What is needed: Go through the records and give each one again exactly, omitting the images.

Record excerpts:
──────
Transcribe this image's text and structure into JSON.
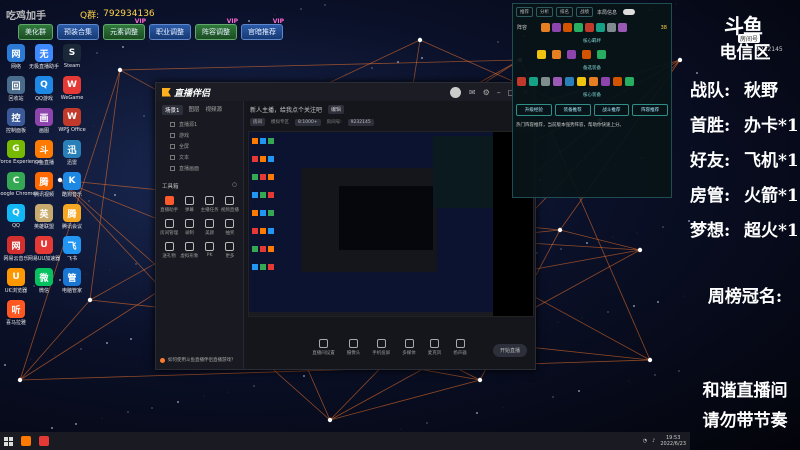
{
  "banner": {
    "logo": "吃鸡加手",
    "qq_label": "Q群:",
    "qq_number": "792934136"
  },
  "groups": [
    {
      "label": "美化群",
      "vip": ""
    },
    {
      "label": "预装合集",
      "vip": ""
    },
    {
      "label": "元素调整",
      "vip": "VIP"
    },
    {
      "label": "职业调整",
      "vip": ""
    },
    {
      "label": "阵容调整",
      "vip": "VIP"
    },
    {
      "label": "官暗推荐",
      "vip": "VIP"
    }
  ],
  "desktop_icons": [
    {
      "label": "网络",
      "color": "#2b7bd6",
      "glyph": "网"
    },
    {
      "label": "无极直播助手",
      "color": "#3d89ff",
      "glyph": "无"
    },
    {
      "label": "Steam",
      "color": "#1b2838",
      "glyph": "S"
    },
    {
      "label": "回收站",
      "color": "#4a6c8c",
      "glyph": "回"
    },
    {
      "label": "QQ游戏",
      "color": "#1e88e5",
      "glyph": "Q"
    },
    {
      "label": "WeGame",
      "color": "#e53935",
      "glyph": "W"
    },
    {
      "label": "控制面板",
      "color": "#3b5998",
      "glyph": "控"
    },
    {
      "label": "画图",
      "color": "#8e44ad",
      "glyph": "画"
    },
    {
      "label": "WPS Office",
      "color": "#c0392b",
      "glyph": "W"
    },
    {
      "label": "GeForce Experience",
      "color": "#76b900",
      "glyph": "G"
    },
    {
      "label": "斗鱼直播",
      "color": "#ff7a00",
      "glyph": "斗"
    },
    {
      "label": "迅雷",
      "color": "#2980b9",
      "glyph": "迅"
    },
    {
      "label": "Google Chrome",
      "color": "#34a853",
      "glyph": "C"
    },
    {
      "label": "腾讯视频",
      "color": "#ff6a00",
      "glyph": "腾"
    },
    {
      "label": "酷狗音乐",
      "color": "#1e88e5",
      "glyph": "K"
    },
    {
      "label": "QQ",
      "color": "#12b7f5",
      "glyph": "Q"
    },
    {
      "label": "英雄联盟",
      "color": "#c8aa6e",
      "glyph": "英"
    },
    {
      "label": "腾讯会议",
      "color": "#f5a623",
      "glyph": "腾"
    },
    {
      "label": "网易云音乐",
      "color": "#d32f2f",
      "glyph": "网"
    },
    {
      "label": "网易UU加速器",
      "color": "#e53935",
      "glyph": "U"
    },
    {
      "label": "飞书",
      "color": "#2196f3",
      "glyph": "飞"
    },
    {
      "label": "UC浏览器",
      "color": "#ff9800",
      "glyph": "U"
    },
    {
      "label": "微信",
      "color": "#07c160",
      "glyph": "微"
    },
    {
      "label": "电脑管家",
      "color": "#1976d2",
      "glyph": "管"
    },
    {
      "label": "喜马拉雅",
      "color": "#ff5722",
      "glyph": "听"
    }
  ],
  "app": {
    "brand": "直播伴侣",
    "scene_tabs": [
      "场景1",
      "图层",
      "视频源"
    ],
    "sources": [
      "直播源1",
      "游戏",
      "全屏",
      "文本",
      "直播画面"
    ],
    "tools_title": "工具箱",
    "tools": [
      "直播助手",
      "弹幕",
      "主播任务",
      "视频直播",
      "房间管理",
      "录制",
      "美颜",
      "抽奖",
      "送礼物",
      "虚拟形象",
      "PK",
      "更多"
    ],
    "tip": "如何使用斗鱼直播伴侣直播游戏？",
    "room_title": "新人主播，给我点个关注吧",
    "room_edit": "编辑",
    "room_meta": [
      "房间",
      "模拟专区",
      "8:1000+",
      "房间号:",
      "9232145"
    ],
    "bottom_tools": [
      "直播间设置",
      "摄像头",
      "手机投屏",
      "多媒体",
      "麦克风",
      "扬声器"
    ],
    "start_label": "开始直播"
  },
  "game_overlay": {
    "tabs": [
      "推荐",
      "分析",
      "排名",
      "战绩"
    ],
    "toggle_label": "本局信息",
    "row_label": "阵容",
    "score": "38",
    "section_titles": [
      "核心羁绊",
      "备选装备",
      "核心装备"
    ],
    "buttons": [
      "升级经验",
      "装备推荐",
      "战斗推荐",
      "阵容推荐"
    ],
    "note": "热门阵容推荐，当前版本强势阵容，帮助你快速上分。"
  },
  "stream_overlay": {
    "platform": "斗鱼",
    "tag": "房间号",
    "room_no": "9232145",
    "title": "电信区",
    "rows": [
      {
        "key": "战队:",
        "value": "秋野"
      },
      {
        "key": "首胜:",
        "value": "办卡*1"
      },
      {
        "key": "好友:",
        "value": "飞机*1"
      },
      {
        "key": "房管:",
        "value": "火箭*1"
      },
      {
        "key": "梦想:",
        "value": "超火*1"
      }
    ],
    "weekly": "周榜冠名:",
    "slogan_1": "和谐直播间",
    "slogan_2": "请勿带节奏"
  },
  "taskbar": {
    "time": "19:53",
    "date": "2022/6/23"
  }
}
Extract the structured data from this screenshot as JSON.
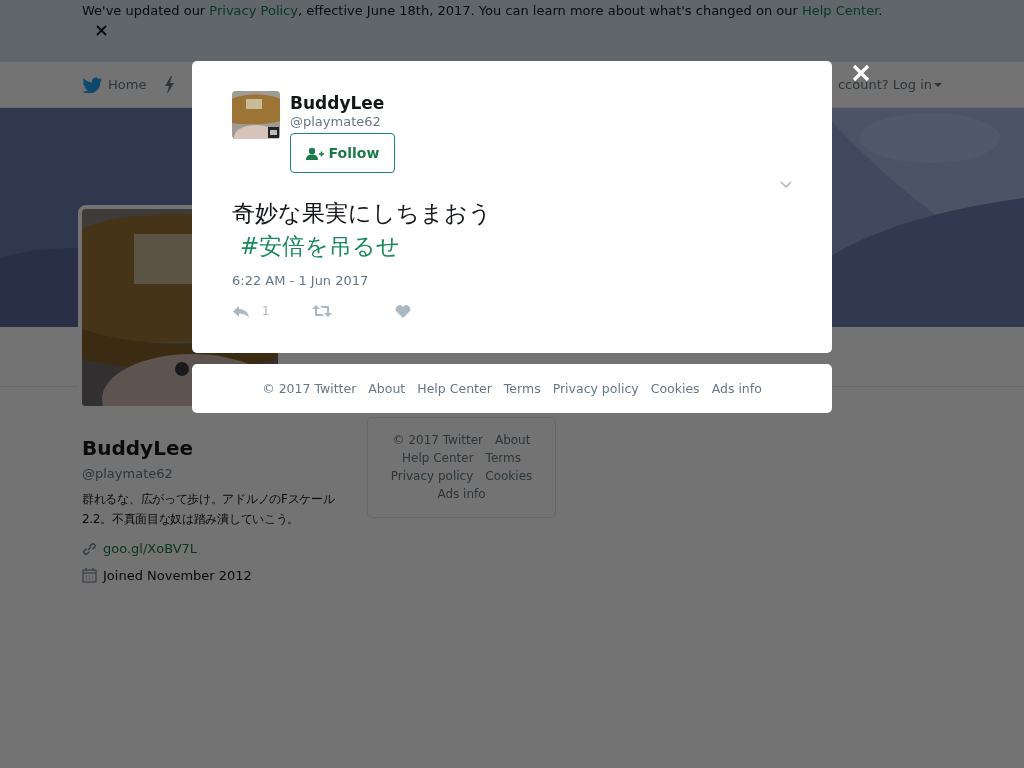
{
  "banner": {
    "message_parts": [
      {
        "kind": "text",
        "text": "We've updated our "
      },
      {
        "kind": "link",
        "text": "Privacy Policy"
      },
      {
        "kind": "text",
        "text": ", effective June 18th, 2017. You can learn more about what's changed on our "
      },
      {
        "kind": "link",
        "text": "Help Center"
      },
      {
        "kind": "text",
        "text": "."
      }
    ]
  },
  "nav": {
    "items": [
      {
        "label": "Home"
      }
    ],
    "login": "ccount? Log in"
  },
  "profile": {
    "name": "BuddyLee",
    "handle": "@playmate62",
    "bio": "群れるな、広がって歩け。アドルノのFスケール2.2。不真面目な奴は踏み潰していこう。",
    "link": "goo.gl/XoBV7L",
    "joined": "Joined November 2012"
  },
  "sidebar_footer": {
    "links": [
      "© 2017 Twitter",
      "About",
      "Help Center",
      "Terms",
      "Privacy policy",
      "Cookies",
      "Ads info"
    ]
  },
  "modal": {
    "tweet": {
      "name": "BuddyLee",
      "handle": "@playmate62",
      "follow_label": "Follow",
      "text": "奇妙な果実にしちまおう",
      "hashtag": "#安倍を吊るせ",
      "timestamp": "6:22 AM - 1 Jun 2017",
      "reply_count": "1"
    },
    "footer_links": [
      "© 2017 Twitter",
      "About",
      "Help Center",
      "Terms",
      "Privacy policy",
      "Cookies",
      "Ads info"
    ]
  }
}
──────
Task solution:
Transcribe this image's text and structure into JSON.
{
  "banner": {
    "logo": "吃鸡加手",
    "qq_label": "Q群:",
    "qq_number": "792934136"
  },
  "groups": [
    {
      "label": "美化群",
      "vip": ""
    },
    {
      "label": "预装合集",
      "vip": ""
    },
    {
      "label": "元素调整",
      "vip": "VIP"
    },
    {
      "label": "职业调整",
      "vip": ""
    },
    {
      "label": "阵容调整",
      "vip": "VIP"
    },
    {
      "label": "官暗推荐",
      "vip": "VIP"
    }
  ],
  "desktop_icons": [
    {
      "label": "网络",
      "color": "#2b7bd6",
      "glyph": "网"
    },
    {
      "label": "无极直播助手",
      "color": "#3d89ff",
      "glyph": "无"
    },
    {
      "label": "Steam",
      "color": "#1b2838",
      "glyph": "S"
    },
    {
      "label": "回收站",
      "color": "#4a6c8c",
      "glyph": "回"
    },
    {
      "label": "QQ游戏",
      "color": "#1e88e5",
      "glyph": "Q"
    },
    {
      "label": "WeGame",
      "color": "#e53935",
      "glyph": "W"
    },
    {
      "label": "控制面板",
      "color": "#3b5998",
      "glyph": "控"
    },
    {
      "label": "画图",
      "color": "#8e44ad",
      "glyph": "画"
    },
    {
      "label": "WPS Office",
      "color": "#c0392b",
      "glyph": "W"
    },
    {
      "label": "GeForce Experience",
      "color": "#76b900",
      "glyph": "G"
    },
    {
      "label": "斗鱼直播",
      "color": "#ff7a00",
      "glyph": "斗"
    },
    {
      "label": "迅雷",
      "color": "#2980b9",
      "glyph": "迅"
    },
    {
      "label": "Google Chrome",
      "color": "#34a853",
      "glyph": "C"
    },
    {
      "label": "腾讯视频",
      "color": "#ff6a00",
      "glyph": "腾"
    },
    {
      "label": "酷狗音乐",
      "color": "#1e88e5",
      "glyph": "K"
    },
    {
      "label": "QQ",
      "color": "#12b7f5",
      "glyph": "Q"
    },
    {
      "label": "英雄联盟",
      "color": "#c8aa6e",
      "glyph": "英"
    },
    {
      "label": "腾讯会议",
      "color": "#f5a623",
      "glyph": "腾"
    },
    {
      "label": "网易云音乐",
      "color": "#d32f2f",
      "glyph": "网"
    },
    {
      "label": "网易UU加速器",
      "color": "#e53935",
      "glyph": "U"
    },
    {
      "label": "飞书",
      "color": "#2196f3",
      "glyph": "飞"
    },
    {
      "label": "UC浏览器",
      "color": "#ff9800",
      "glyph": "U"
    },
    {
      "label": "微信",
      "color": "#07c160",
      "glyph": "微"
    },
    {
      "label": "电脑管家",
      "color": "#1976d2",
      "glyph": "管"
    },
    {
      "label": "喜马拉雅",
      "color": "#ff5722",
      "glyph": "听"
    }
  ],
  "app": {
    "brand": "直播伴侣",
    "scene_tabs": [
      "场景1",
      "图层",
      "视频源"
    ],
    "sources": [
      "直播源1",
      "游戏",
      "全屏",
      "文本",
      "直播画面"
    ],
    "tools_title": "工具箱",
    "tools": [
      "直播助手",
      "弹幕",
      "主播任务",
      "视频直播",
      "房间管理",
      "录制",
      "美颜",
      "抽奖",
      "送礼物",
      "虚拟形象",
      "PK",
      "更多"
    ],
    "tip": "如何使用斗鱼直播伴侣直播游戏？",
    "room_title": "新人主播，给我点个关注吧",
    "room_edit": "编辑",
    "room_meta": [
      "房间",
      "模拟专区",
      "8:1000+",
      "房间号:",
      "9232145"
    ],
    "bottom_tools": [
      "直播间设置",
      "摄像头",
      "手机投屏",
      "多媒体",
      "麦克风",
      "扬声器"
    ],
    "start_label": "开始直播"
  },
  "game_overlay": {
    "tabs": [
      "推荐",
      "分析",
      "排名",
      "战绩"
    ],
    "toggle_label": "本局信息",
    "row_label": "阵容",
    "score": "38",
    "section_titles": [
      "核心羁绊",
      "备选装备",
      "核心装备"
    ],
    "buttons": [
      "升级经验",
      "装备推荐",
      "战斗推荐",
      "阵容推荐"
    ],
    "note": "热门阵容推荐，当前版本强势阵容，帮助你快速上分。"
  },
  "stream_overlay": {
    "platform": "斗鱼",
    "tag": "房间号",
    "room_no": "9232145",
    "title": "电信区",
    "rows": [
      {
        "key": "战队:",
        "value": "秋野"
      },
      {
        "key": "首胜:",
        "value": "办卡*1"
      },
      {
        "key": "好友:",
        "value": "飞机*1"
      },
      {
        "key": "房管:",
        "value": "火箭*1"
      },
      {
        "key": "梦想:",
        "value": "超火*1"
      }
    ],
    "weekly": "周榜冠名:",
    "slogan_1": "和谐直播间",
    "slogan_2": "请勿带节奏"
  },
  "taskbar": {
    "time": "19:53",
    "date": "2022/6/23"
  }
}
Extract the structured data from this screenshot as JSON.
{
  "banner": {
    "message_parts": [
      {
        "kind": "text",
        "text": "We've updated our "
      },
      {
        "kind": "link",
        "text": "Privacy Policy"
      },
      {
        "kind": "text",
        "text": ", effective June 18th, 2017. You can learn more about what's changed on our "
      },
      {
        "kind": "link",
        "text": "Help Center"
      },
      {
        "kind": "text",
        "text": "."
      }
    ]
  },
  "nav": {
    "items": [
      {
        "label": "Home"
      }
    ],
    "login": "ccount? Log in"
  },
  "profile": {
    "name": "BuddyLee",
    "handle": "@playmate62",
    "bio": "群れるな、広がって歩け。アドルノのFスケール2.2。不真面目な奴は踏み潰していこう。",
    "link": "goo.gl/XoBV7L",
    "joined": "Joined November 2012"
  },
  "sidebar_footer": {
    "links": [
      "© 2017 Twitter",
      "About",
      "Help Center",
      "Terms",
      "Privacy policy",
      "Cookies",
      "Ads info"
    ]
  },
  "modal": {
    "tweet": {
      "name": "BuddyLee",
      "handle": "@playmate62",
      "follow_label": "Follow",
      "text": "奇妙な果実にしちまおう",
      "hashtag": "#安倍を吊るせ",
      "timestamp": "6:22 AM - 1 Jun 2017",
      "reply_count": "1"
    },
    "footer_links": [
      "© 2017 Twitter",
      "About",
      "Help Center",
      "Terms",
      "Privacy policy",
      "Cookies",
      "Ads info"
    ]
  }
}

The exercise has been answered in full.